━━ EXERCISE INPUTS ━━

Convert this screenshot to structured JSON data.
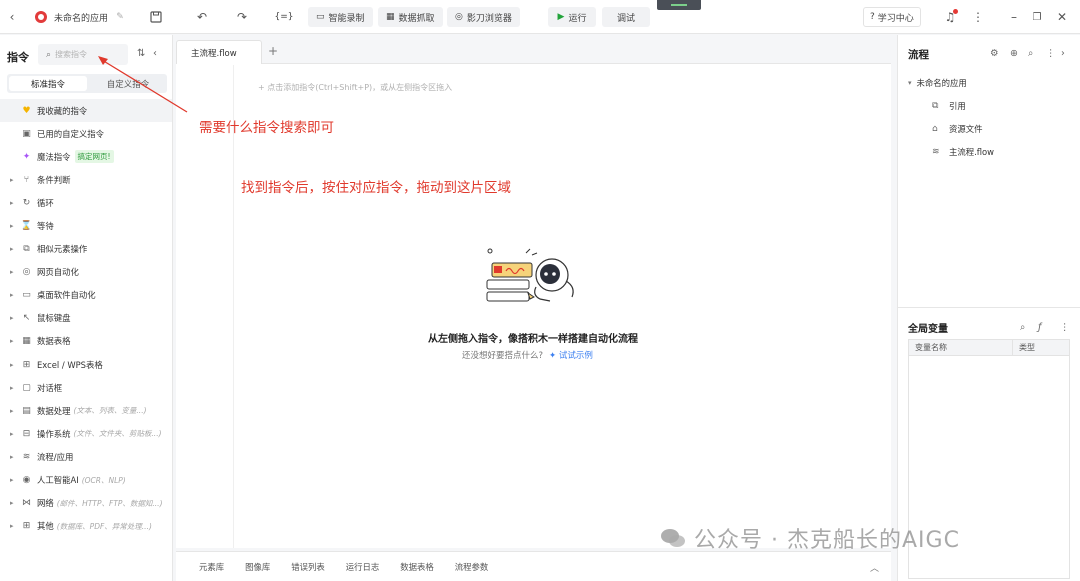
{
  "topbar": {
    "app_title": "未命名的应用",
    "record_label": "智能录制",
    "grab_label": "数据抓取",
    "browser_label": "影刀浏览器",
    "run_label": "运行",
    "debug_label": "调试",
    "learn_label": "学习中心",
    "code_icon_text": "{=}"
  },
  "left": {
    "title": "指令",
    "search_placeholder": "搜索指令",
    "tabs": [
      "标准指令",
      "自定义指令"
    ],
    "items": [
      {
        "label": "我收藏的指令",
        "icon": "heart-icon",
        "glyph": "♥"
      },
      {
        "label": "已用的自定义指令",
        "icon": "briefcase-icon",
        "glyph": "▣"
      },
      {
        "label": "魔法指令",
        "icon": "sparkle-icon",
        "glyph": "✦",
        "badge": "搞定网页!"
      },
      {
        "label": "条件判断",
        "icon": "branch-icon",
        "glyph": "⑂"
      },
      {
        "label": "循环",
        "icon": "loop-icon",
        "glyph": "↻"
      },
      {
        "label": "等待",
        "icon": "hourglass-icon",
        "glyph": "⌛"
      },
      {
        "label": "相似元素操作",
        "icon": "copy-icon",
        "glyph": "⧉"
      },
      {
        "label": "网页自动化",
        "icon": "globe-icon",
        "glyph": "◎"
      },
      {
        "label": "桌面软件自动化",
        "icon": "monitor-icon",
        "glyph": "▭"
      },
      {
        "label": "鼠标键盘",
        "icon": "cursor-icon",
        "glyph": "↖"
      },
      {
        "label": "数据表格",
        "icon": "table-icon",
        "glyph": "▦"
      },
      {
        "label": "Excel / WPS表格",
        "icon": "excel-icon",
        "glyph": "⊞"
      },
      {
        "label": "对话框",
        "icon": "dialog-icon",
        "glyph": "▢"
      },
      {
        "label": "数据处理",
        "icon": "data-icon",
        "glyph": "▤",
        "hint": "(文本、列表、变量...)"
      },
      {
        "label": "操作系统",
        "icon": "system-icon",
        "glyph": "⊟",
        "hint": "(文件、文件夹、剪贴板...)"
      },
      {
        "label": "流程/应用",
        "icon": "layers-icon",
        "glyph": "≋"
      },
      {
        "label": "人工智能AI",
        "icon": "ai-icon",
        "glyph": "◉",
        "hint": "(OCR、NLP)"
      },
      {
        "label": "网络",
        "icon": "network-icon",
        "glyph": "⋈",
        "hint": "(邮件、HTTP、FTP、数据知...)"
      },
      {
        "label": "其他",
        "icon": "grid-icon",
        "glyph": "⊞",
        "hint": "(数据库、PDF、异常处理...)"
      }
    ]
  },
  "editor": {
    "tab_label": "主流程.flow",
    "add_hint": "+ 点击添加指令(Ctrl+Shift+P)，或从左侧指令区拖入",
    "empty_title": "从左侧拖入指令，像搭积木一样搭建自动化流程",
    "empty_sub": "还没想好要搭点什么?",
    "empty_link": "✦ 试试示例"
  },
  "annotations": {
    "search_note": "需要什么指令搜索即可",
    "drag_note": "找到指令后，按住对应指令，拖动到这片区域"
  },
  "bottombar": {
    "items": [
      "元素库",
      "图像库",
      "错误列表",
      "运行日志",
      "数据表格",
      "流程参数"
    ]
  },
  "right": {
    "title": "流程",
    "app_node": "未命名的应用",
    "children": [
      {
        "label": "引用",
        "icon": "link-icon",
        "glyph": "⧉"
      },
      {
        "label": "资源文件",
        "icon": "folder-icon",
        "glyph": "⌂"
      },
      {
        "label": "主流程.flow",
        "icon": "layers-icon",
        "glyph": "≋"
      }
    ],
    "vars_title": "全局变量",
    "vars_columns": [
      "变量名称",
      "类型"
    ]
  },
  "watermark": "公众号 · 杰克船长的AIGC",
  "colors": {
    "accent": "#e0392c",
    "link": "#3b7ff0",
    "run_green": "#22a33a",
    "bulb_red": "#e53935"
  }
}
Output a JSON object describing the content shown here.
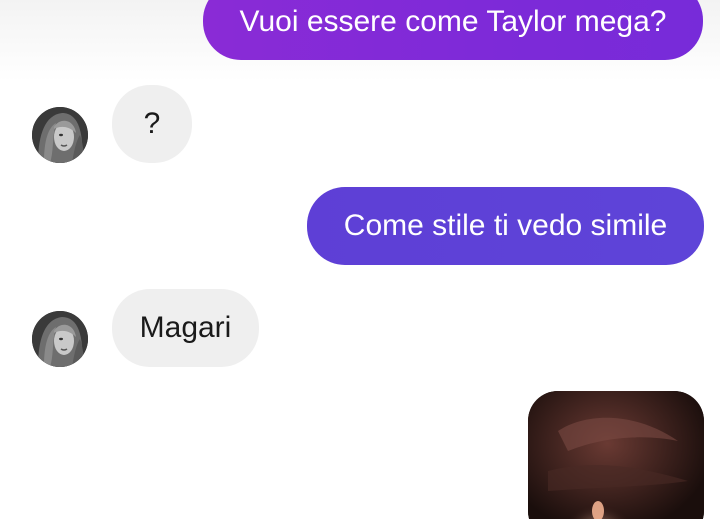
{
  "conversation": {
    "messages": [
      {
        "direction": "sent",
        "text": "Vuoi essere come Taylor mega?"
      },
      {
        "direction": "received",
        "text": "?"
      },
      {
        "direction": "sent",
        "text": "Come stile ti vedo simile"
      },
      {
        "direction": "received",
        "text": "Magari"
      },
      {
        "direction": "sent",
        "type": "photo"
      }
    ]
  },
  "colors": {
    "sent_bubble_top": "#8a2bd6",
    "sent_bubble_bottom": "#5e44d8",
    "received_bubble": "#efefef",
    "background": "#ffffff"
  }
}
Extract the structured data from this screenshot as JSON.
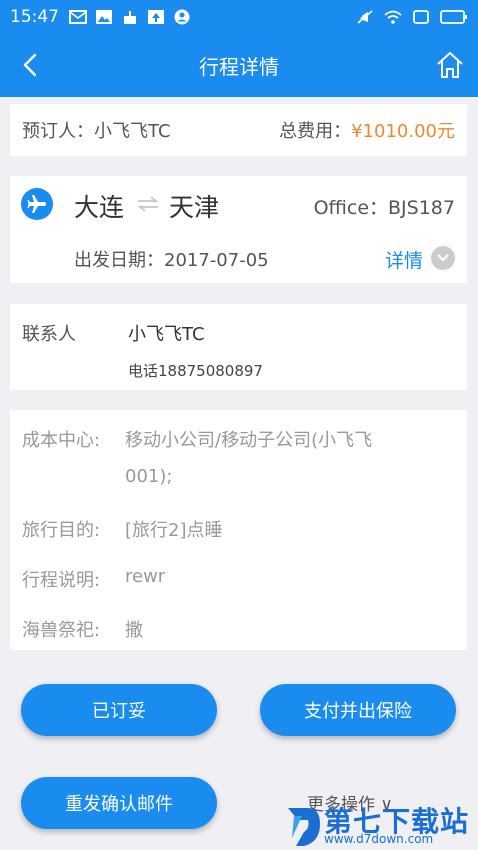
{
  "status_bar": {
    "time": "15:47"
  },
  "nav": {
    "title": "行程详情"
  },
  "booker": {
    "label": "预订人：小飞飞TC",
    "total_label": "总费用：",
    "total_value": "¥1010.00元"
  },
  "route": {
    "from": "大连",
    "to": "天津",
    "office": "Office：BJS187",
    "date": "出发日期：2017-07-05",
    "detail_label": "详情"
  },
  "contact": {
    "label": "联系人",
    "name": "小飞飞TC",
    "phone": "电话18875080897"
  },
  "info": {
    "cost_center_label": "成本中心:",
    "cost_center_line1": "移动小公司/移动子公司(小飞飞",
    "cost_center_line2": "001);",
    "trip_purpose_label": "旅行目的:",
    "trip_purpose_value": "[旅行2]点睡",
    "trip_desc_label": "行程说明:",
    "trip_desc_value": "rewr",
    "sea_label": "海兽祭祀:",
    "sea_value": "撒"
  },
  "buttons": {
    "booked": "已订妥",
    "pay_insure": "支付并出保险",
    "resend": "重发确认邮件",
    "more_ops": "更多操作 ∨"
  },
  "watermark": {
    "text": "第七下载站",
    "url": "www.d7down.com"
  },
  "colors": {
    "primary": "#1a8cf0",
    "price": "#f0892c"
  }
}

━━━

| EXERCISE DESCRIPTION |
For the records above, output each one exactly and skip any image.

| OUTPUT BELOW |
Convert this screenshot to structured JSON data.
{
  "topbar": {
    "app_title": "未命名的应用",
    "record_label": "智能录制",
    "grab_label": "数据抓取",
    "browser_label": "影刀浏览器",
    "run_label": "运行",
    "debug_label": "调试",
    "learn_label": "学习中心",
    "code_icon_text": "{=}"
  },
  "left": {
    "title": "指令",
    "search_placeholder": "搜索指令",
    "tabs": [
      "标准指令",
      "自定义指令"
    ],
    "items": [
      {
        "label": "我收藏的指令",
        "icon": "heart-icon",
        "glyph": "♥"
      },
      {
        "label": "已用的自定义指令",
        "icon": "briefcase-icon",
        "glyph": "▣"
      },
      {
        "label": "魔法指令",
        "icon": "sparkle-icon",
        "glyph": "✦",
        "badge": "搞定网页!"
      },
      {
        "label": "条件判断",
        "icon": "branch-icon",
        "glyph": "⑂"
      },
      {
        "label": "循环",
        "icon": "loop-icon",
        "glyph": "↻"
      },
      {
        "label": "等待",
        "icon": "hourglass-icon",
        "glyph": "⌛"
      },
      {
        "label": "相似元素操作",
        "icon": "copy-icon",
        "glyph": "⧉"
      },
      {
        "label": "网页自动化",
        "icon": "globe-icon",
        "glyph": "◎"
      },
      {
        "label": "桌面软件自动化",
        "icon": "monitor-icon",
        "glyph": "▭"
      },
      {
        "label": "鼠标键盘",
        "icon": "cursor-icon",
        "glyph": "↖"
      },
      {
        "label": "数据表格",
        "icon": "table-icon",
        "glyph": "▦"
      },
      {
        "label": "Excel / WPS表格",
        "icon": "excel-icon",
        "glyph": "⊞"
      },
      {
        "label": "对话框",
        "icon": "dialog-icon",
        "glyph": "▢"
      },
      {
        "label": "数据处理",
        "icon": "data-icon",
        "glyph": "▤",
        "hint": "(文本、列表、变量...)"
      },
      {
        "label": "操作系统",
        "icon": "system-icon",
        "glyph": "⊟",
        "hint": "(文件、文件夹、剪贴板...)"
      },
      {
        "label": "流程/应用",
        "icon": "layers-icon",
        "glyph": "≋"
      },
      {
        "label": "人工智能AI",
        "icon": "ai-icon",
        "glyph": "◉",
        "hint": "(OCR、NLP)"
      },
      {
        "label": "网络",
        "icon": "network-icon",
        "glyph": "⋈",
        "hint": "(邮件、HTTP、FTP、数据知...)"
      },
      {
        "label": "其他",
        "icon": "grid-icon",
        "glyph": "⊞",
        "hint": "(数据库、PDF、异常处理...)"
      }
    ]
  },
  "editor": {
    "tab_label": "主流程.flow",
    "add_hint": "+ 点击添加指令(Ctrl+Shift+P)，或从左侧指令区拖入",
    "empty_title": "从左侧拖入指令，像搭积木一样搭建自动化流程",
    "empty_sub": "还没想好要搭点什么?",
    "empty_link": "✦ 试试示例"
  },
  "annotations": {
    "search_note": "需要什么指令搜索即可",
    "drag_note": "找到指令后，按住对应指令，拖动到这片区域"
  },
  "bottombar": {
    "items": [
      "元素库",
      "图像库",
      "错误列表",
      "运行日志",
      "数据表格",
      "流程参数"
    ]
  },
  "right": {
    "title": "流程",
    "app_node": "未命名的应用",
    "children": [
      {
        "label": "引用",
        "icon": "link-icon",
        "glyph": "⧉"
      },
      {
        "label": "资源文件",
        "icon": "folder-icon",
        "glyph": "⌂"
      },
      {
        "label": "主流程.flow",
        "icon": "layers-icon",
        "glyph": "≋"
      }
    ],
    "vars_title": "全局变量",
    "vars_columns": [
      "变量名称",
      "类型"
    ]
  },
  "watermark": "公众号 · 杰克船长的AIGC",
  "colors": {
    "accent": "#e0392c",
    "link": "#3b7ff0",
    "run_green": "#22a33a",
    "bulb_red": "#e53935"
  }
}
Output a JSON object describing the content shown here.
{
  "conversation": {
    "messages": [
      {
        "direction": "sent",
        "text": "Vuoi essere come Taylor mega?"
      },
      {
        "direction": "received",
        "text": "?"
      },
      {
        "direction": "sent",
        "text": "Come stile ti vedo simile"
      },
      {
        "direction": "received",
        "text": "Magari"
      },
      {
        "direction": "sent",
        "type": "photo"
      }
    ]
  },
  "colors": {
    "sent_bubble_top": "#8a2bd6",
    "sent_bubble_bottom": "#5e44d8",
    "received_bubble": "#efefef",
    "background": "#ffffff"
  }
}
Extract the structured data from this screenshot as JSON.
{
  "status_bar": {
    "time": "15:47"
  },
  "nav": {
    "title": "行程详情"
  },
  "booker": {
    "label": "预订人：小飞飞TC",
    "total_label": "总费用：",
    "total_value": "¥1010.00元"
  },
  "route": {
    "from": "大连",
    "to": "天津",
    "office": "Office：BJS187",
    "date": "出发日期：2017-07-05",
    "detail_label": "详情"
  },
  "contact": {
    "label": "联系人",
    "name": "小飞飞TC",
    "phone": "电话18875080897"
  },
  "info": {
    "cost_center_label": "成本中心:",
    "cost_center_line1": "移动小公司/移动子公司(小飞飞",
    "cost_center_line2": "001);",
    "trip_purpose_label": "旅行目的:",
    "trip_purpose_value": "[旅行2]点睡",
    "trip_desc_label": "行程说明:",
    "trip_desc_value": "rewr",
    "sea_label": "海兽祭祀:",
    "sea_value": "撒"
  },
  "buttons": {
    "booked": "已订妥",
    "pay_insure": "支付并出保险",
    "resend": "重发确认邮件",
    "more_ops": "更多操作 ∨"
  },
  "watermark": {
    "text": "第七下载站",
    "url": "www.d7down.com"
  },
  "colors": {
    "primary": "#1a8cf0",
    "price": "#f0892c"
  }
}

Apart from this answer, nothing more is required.